From Meriah: Salone

Hello and Happy Summer!

I recently returned from Inform’s first trip to Europe since the beginning of the pandemic and boy, was it exciting!

The Salone del Mobile, usually held in April, was pushed back two and a half years and re-emerged in full force this past June. I admit I was unsure what to expect after all this time; I was nervous it wouldn’t live up to two years of expectations. It turned out to be worth the wait.

Now that I have been home for a few weeks and have had time to reflect on what we saw, my biggest takeaway was how fundamental the human element is in design. Design is all about people; it is for people — this is, literally, why it exists. People make it for other people to sit on, look at, use, hold, and enjoy. (Perhaps I am way off. I’m not up to speed on my Philosophy of Beauty these days, but it feels right to me!) People.

And so, after two years of looking at everything through a digital lens, it was a joy to be able to see, touch, and try products IRL. And to mingle with colleagues, friends, and partners whom we had not seen in such a long time. Our favourite experiences had the most relatable stories and most approachable products. Here is Part One of our Milan highlights:


Patricia Urquiola’s spirit has permeated this whole brand. There is a vibrant mix of heritage and new designs in a considered and daring way that feels fresh and exciting. The brand is forward-looking with environmental commitments and unique designs while honouring its history. The collection has been rounded out with beautiful accessories — the porcelain collection by FormaFantasma was lovely, as were the glass vases by Urquiola Studio.

My favourite furniture pieces were the new sofa system and coffee tables by Antonio Citterio.
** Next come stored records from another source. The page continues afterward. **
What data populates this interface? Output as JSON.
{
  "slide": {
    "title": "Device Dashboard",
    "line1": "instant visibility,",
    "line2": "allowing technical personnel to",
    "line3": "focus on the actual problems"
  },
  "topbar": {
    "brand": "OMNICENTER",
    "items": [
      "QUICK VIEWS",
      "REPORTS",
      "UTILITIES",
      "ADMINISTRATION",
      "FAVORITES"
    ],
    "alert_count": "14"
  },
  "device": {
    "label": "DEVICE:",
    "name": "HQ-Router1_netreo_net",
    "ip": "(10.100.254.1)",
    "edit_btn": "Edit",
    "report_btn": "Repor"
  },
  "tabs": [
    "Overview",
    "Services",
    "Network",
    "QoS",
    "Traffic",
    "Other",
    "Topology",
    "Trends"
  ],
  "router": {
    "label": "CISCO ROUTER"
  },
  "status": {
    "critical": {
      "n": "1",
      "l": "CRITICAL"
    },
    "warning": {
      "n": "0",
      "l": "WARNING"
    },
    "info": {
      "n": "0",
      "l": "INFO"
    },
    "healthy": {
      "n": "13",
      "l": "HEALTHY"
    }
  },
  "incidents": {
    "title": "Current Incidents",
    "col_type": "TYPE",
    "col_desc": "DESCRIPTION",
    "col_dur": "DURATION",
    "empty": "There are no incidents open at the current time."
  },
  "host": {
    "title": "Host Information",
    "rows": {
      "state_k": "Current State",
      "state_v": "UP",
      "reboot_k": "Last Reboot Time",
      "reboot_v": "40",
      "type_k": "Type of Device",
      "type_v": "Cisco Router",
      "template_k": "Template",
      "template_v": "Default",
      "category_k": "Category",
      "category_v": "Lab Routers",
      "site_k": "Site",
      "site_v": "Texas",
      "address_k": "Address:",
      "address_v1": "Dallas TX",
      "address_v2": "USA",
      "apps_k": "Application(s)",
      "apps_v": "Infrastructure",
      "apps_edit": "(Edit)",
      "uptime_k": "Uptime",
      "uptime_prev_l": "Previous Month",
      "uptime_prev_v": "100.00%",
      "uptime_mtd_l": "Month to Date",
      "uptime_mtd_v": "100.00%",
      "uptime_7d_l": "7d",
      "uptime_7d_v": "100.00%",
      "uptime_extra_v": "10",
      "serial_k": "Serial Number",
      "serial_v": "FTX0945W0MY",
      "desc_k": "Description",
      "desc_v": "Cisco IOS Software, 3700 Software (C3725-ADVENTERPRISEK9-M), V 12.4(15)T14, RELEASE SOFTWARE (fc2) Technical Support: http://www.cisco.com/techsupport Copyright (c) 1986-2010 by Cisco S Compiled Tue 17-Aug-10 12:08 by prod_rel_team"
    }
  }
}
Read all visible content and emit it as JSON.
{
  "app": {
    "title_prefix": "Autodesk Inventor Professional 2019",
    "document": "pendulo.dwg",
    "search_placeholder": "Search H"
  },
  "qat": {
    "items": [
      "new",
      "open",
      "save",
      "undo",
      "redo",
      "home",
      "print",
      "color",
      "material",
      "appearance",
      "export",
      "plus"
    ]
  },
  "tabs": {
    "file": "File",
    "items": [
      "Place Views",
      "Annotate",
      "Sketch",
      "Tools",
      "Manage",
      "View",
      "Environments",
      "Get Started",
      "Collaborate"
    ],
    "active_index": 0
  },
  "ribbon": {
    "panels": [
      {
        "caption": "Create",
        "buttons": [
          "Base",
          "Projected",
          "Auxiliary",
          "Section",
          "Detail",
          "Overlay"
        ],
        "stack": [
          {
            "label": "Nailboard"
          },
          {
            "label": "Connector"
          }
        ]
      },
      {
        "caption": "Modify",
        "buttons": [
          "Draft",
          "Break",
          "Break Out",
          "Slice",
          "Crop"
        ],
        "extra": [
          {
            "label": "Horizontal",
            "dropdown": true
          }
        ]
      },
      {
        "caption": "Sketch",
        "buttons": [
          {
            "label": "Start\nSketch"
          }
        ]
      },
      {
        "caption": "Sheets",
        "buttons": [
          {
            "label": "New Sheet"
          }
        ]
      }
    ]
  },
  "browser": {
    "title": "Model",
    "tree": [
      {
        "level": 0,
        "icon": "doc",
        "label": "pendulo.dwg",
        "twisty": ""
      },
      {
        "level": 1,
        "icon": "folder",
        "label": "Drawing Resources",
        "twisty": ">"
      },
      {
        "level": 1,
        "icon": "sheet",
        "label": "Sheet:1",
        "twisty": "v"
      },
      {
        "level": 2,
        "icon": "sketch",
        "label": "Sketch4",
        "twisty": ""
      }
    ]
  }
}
Daring colours — orange cast glass! Acid Green! Oh my! — combined with comfort and curves made this sofa a standout.

Eileen Gray / ClassiCon

Speaking of designing for people, Classicon worked with one of the world’s leading scholars on Eileen Gray, Dr. Wilfried Wang, to build a replica of the Principal Bedroom at Eileen Gray’s E.1027 villa. Visitors could walk through and experience the bedroom the way Gray intended. One could lay on the bed, look out the panoramic window, open and shut drawers, and manipulate the bedside table. The room was small, but as Dr. Wang explained, Gray believed that as smaller living spaces are needed in a modern world, living in these small spaces should be expansive to avoid poverty of experience. Everything in this tiny space was carefully selected and built to provide a rich living experience. It comes as no surprise that her furniture looks better than ever after taking a walk in her shoes!


Throughout the pandemic, we have been introduced to new design products and pieces virtually. But since the human experience of furniture is so important, we like to see, feel and touch the goods before we bring them into our showroom. We were lucky to have been able to experience VAARNII at the Rossana Orlandi Showroom (one of our fav places to get inspired during the Milan fair!) and see their beautiful pieces in person. Made entirely of Finnish pine, with works from designers such as Cecilie Manz and Dimitri Bahler, the designs are simple without being simplistic. We are excited to have the pieces arrive in Vancouver and are sure the self-proclaimed ‘Finnish Brutalist’ style will look amazing here in the Pacific Northwest.

Stay tuned for Part Two of our highlights from our visit to Milan.